The restaurant at Tate Britain, featuring a 55-foot-long mural by Rex Whistler. (courtesy Tate Photography)

In the latest controversy involving Rex Whistler’s 1927 mural “The Expedition in Pursuit of Rare Meats,” installed at the former restaurant of the Tate Britain in London, the museum is seeking an artist to “critically engage” with the painting’s racist content. Last week, the institution announced plans to commission a contemporary artist to create a new, site-specific installation in the space — not to replace the disgraced work, but to ostensibly contextualize its imagery.

Whistler’s floor-to-ceiling mural depicts a hunting party in search of exotic game. In one section, a white woman can be seen dragging an enslaved Black boy by a rope. In another, the same boy is shown bound by a collar and running after a horse-drawn cart. The work also contains caricatured renderings of Chinese figures.

In 2018, in response to complaints, the museum added a wall label acknowledging the mural’s racist content. But demands for the painting’s removal grew louder in the summer of 2020, amid worldwide protests against anti-Black violence and a reckoning with the legacy of enslavement. That August, Tate Britain removed a description on its website calling the restaurant “the most amusing room in Europe”; four months later, members of Tate’s ethics committee said they “were unequivocal in their view that the imagery of the work is offensive,” and the space was closed as a restaurant.

A new commission to be exhibited alongside the mural will “explore the artist’s life and career, responses to the work over time, and connections to wider historical contexts,” Tate Britain said in a statement. The decision to commission an artwork was made following a series of discussions with art historians, artists, and civic representatives.

Amia Srinivasan, a professor of social and political theory at the University of Oxford and a co-chair of the discussions, said the conversations were “filled with good-natured but deep disagreement.”

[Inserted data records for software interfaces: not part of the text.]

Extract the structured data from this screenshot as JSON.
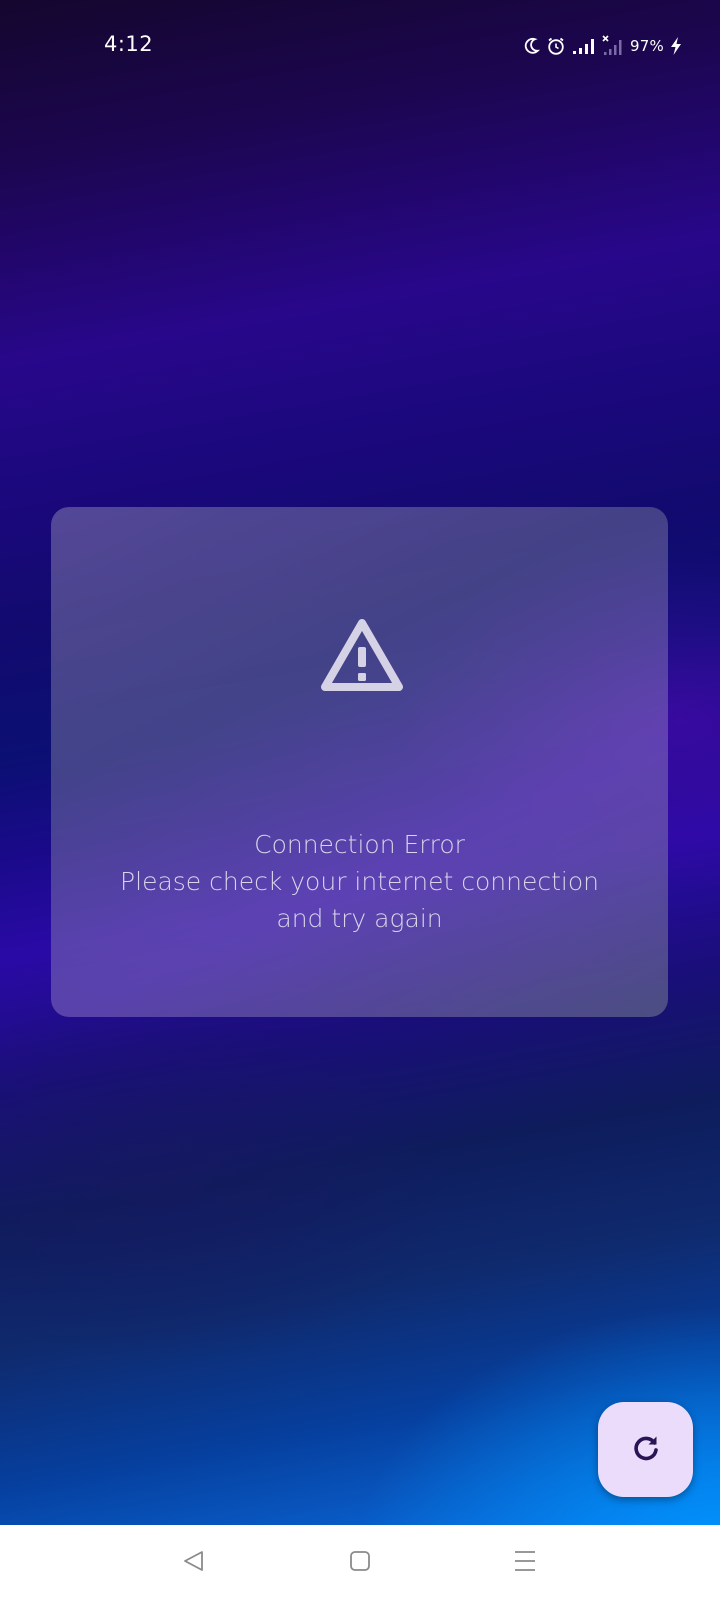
{
  "status_bar": {
    "time": "4:12",
    "battery_percent": "97%",
    "icons": [
      "moon-icon",
      "alarm-icon",
      "signal-icon",
      "no-signal-icon",
      "battery-charging-icon"
    ]
  },
  "error_card": {
    "icon": "warning-icon",
    "title": "Connection Error",
    "message_line1": "Please check your internet connection",
    "message_line2": "and try again"
  },
  "fab": {
    "icon": "refresh-icon",
    "background": "#ebdcfb"
  },
  "nav_bar": {
    "items": [
      "back-icon",
      "home-icon",
      "recents-icon"
    ]
  },
  "colors": {
    "card_text": "#d9d4ea",
    "icon_color": "#2a1456"
  }
}
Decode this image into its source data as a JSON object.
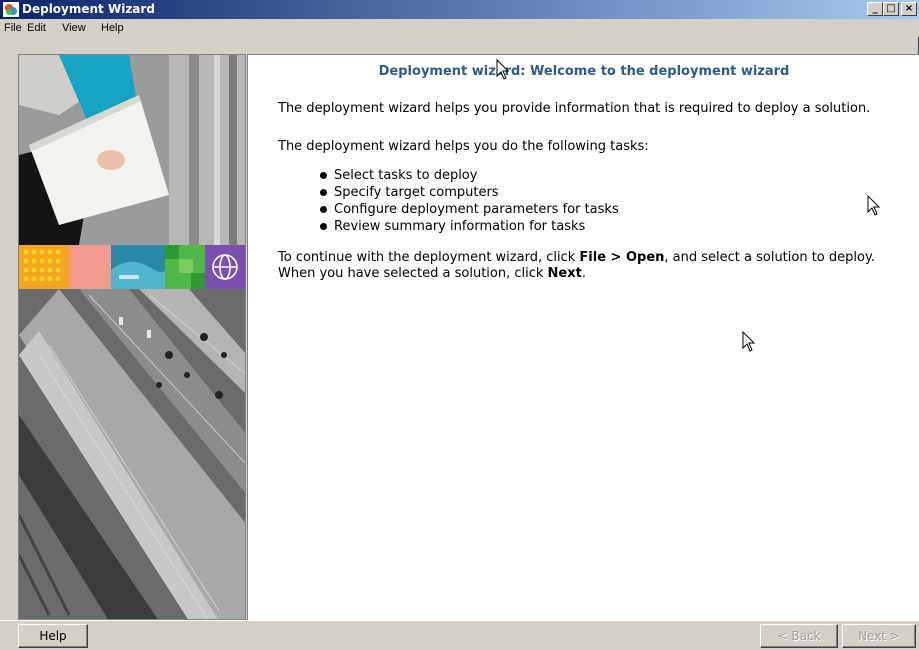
{
  "window": {
    "title": "Deployment Wizard",
    "controls": {
      "minimize": "_",
      "maximize": "□",
      "close": "×"
    }
  },
  "menu": [
    "File",
    "Edit",
    "View",
    "Help"
  ],
  "content": {
    "heading": "Deployment wizard: Welcome to the deployment wizard",
    "intro1": "The deployment wizard helps you provide information that is required to deploy a solution.",
    "intro2": "The deployment wizard helps you do the following tasks:",
    "tasks": [
      "Select tasks to deploy",
      "Specify target computers",
      "Configure deployment parameters for tasks",
      "Review summary information for tasks"
    ],
    "continue": {
      "prefix": "To continue with the deployment wizard, click ",
      "file_open": "File > Open",
      "middle": ", and select a solution to deploy. When you have selected a solution, click ",
      "next": "Next",
      "suffix": "."
    }
  },
  "buttons": {
    "help": "Help",
    "back": "< Back",
    "next": "Next >"
  },
  "colors": {
    "title_gradient_start": "#0a246a",
    "title_gradient_end": "#a6caf0",
    "heading": "#2f5a8a",
    "chrome": "#d4d0c8"
  }
}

“Would keeping the mural open to the public accentuate its power? Would shutting it off risk doing the same? Could the space be used by artists of colour as a creative site of reappropriation? Or would this unfairly burden them with a problem produced by a historically white institution?” Srinivasan said in the museum’s statement. “One of the few points of consensus was that Tate had to take ownership of its history, and that whatever decision was made had to be an invitation to a broader conversation, not the end of one.”

For some, the museum’s most recent strategy to address Whistler’s problematic composition leaves much to be desired. Gabrielle de la Puente and Zarina Muhammad of the White Pube, a collaborative arts writing platform that has been outspoken in its condemnation of the mural, said the move “reveals a defence of racism that is not really a surprise given Tate’s beginnings.”

“The mural does not need to be kept to be remembered; the mural certainly does not need to be continuously restored with millions of pounds worth of funding in order for us to discuss the problems within its imagery,” de la Puente and Muhammad told Hyperallergic.

“We can still talk about the horrible things it stands for even after it is destroyed, and destruction isn’t an end point,” they added. “So it should go. Tate should stop defending it.”

Responding to Hyperallergic’s request for comment, a spokesperson for Tate said that “formal discussions will take place in the coming months,” and added that the room containing the mural is scheduled to reopen to the public next winter.

Valentina Di Liscia is the News Editor at Hyperallergic. Originally from Argentina, she studied at the University of Chicago and is currently working on her MA at Hunter College, where she received the...